Medium format film

Tsurugaoka Hachimangu shrine Kamakura, Japan.

Medium format film

May 2, 2013 at 4:45pm
10 notes

In Defence of a Fine Arts Education | The Mark News →

"Artists are also an inherently interdisciplinary bunch, learning—out of desire and necessity—to research and understand time periods, characters, conflicts, and methodologies, in order to complete their work. In a sense, they are part-time sociologists, psychologists, philosophers and historians. Ultimately, they are students of the human condition, and realize that learning is lifelong and does not stop at graduation day. Artistic examination of a subject is hardly arid, but meant to provoke, inspire, generate catharsis. In that respect, artistic endeavor is deeply community oriented, requiring a public and respecting an audience. Moreover, historically it’s those pesky artists who are often the most dangerously insightful, taking risks in creatively speaking truth to power, and suffering the political consequences.

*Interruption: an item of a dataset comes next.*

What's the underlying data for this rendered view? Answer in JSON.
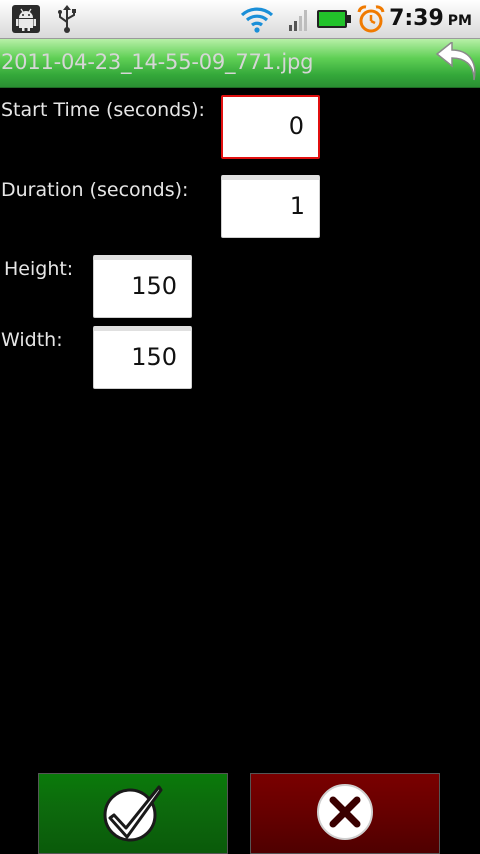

It’s no accident that artists are disproportionately overrepresented in dissident groups who often crazy enough to fight for and then successfully achieve some measure of societal change. We need artists to act as a mirror—to reflect back to us our shortcomings and failures—and demand that we deliver, and do better."

April 30, 2013 at 7:00am
2 notes

Working In Tohoku (northern Japan disaster zone)

Having consumed tens of books over the past few months on all of the complicated and disheartening things that have happened since the 2011 tsunami, I knew that I had to do something to help. Where one would usually digest images of the disaster and become a bit more numb to the cause, I have intentionally avoided this imagery. I don’t want to cling to the shock value or maybe I have really avoided it because it makes me feel helpless. Volunteering is a wonderful way to shift out of that helpless feeling and there is so much work to be done still…

“You cannot be truthful if you are not courageous.
You cannot be loving if you are not courageous.
You cannot be trusting if you are not courageous.
You cannot enter into reality if you are not courageous.
Hence courage comes first… and everything else follows.”
-Osho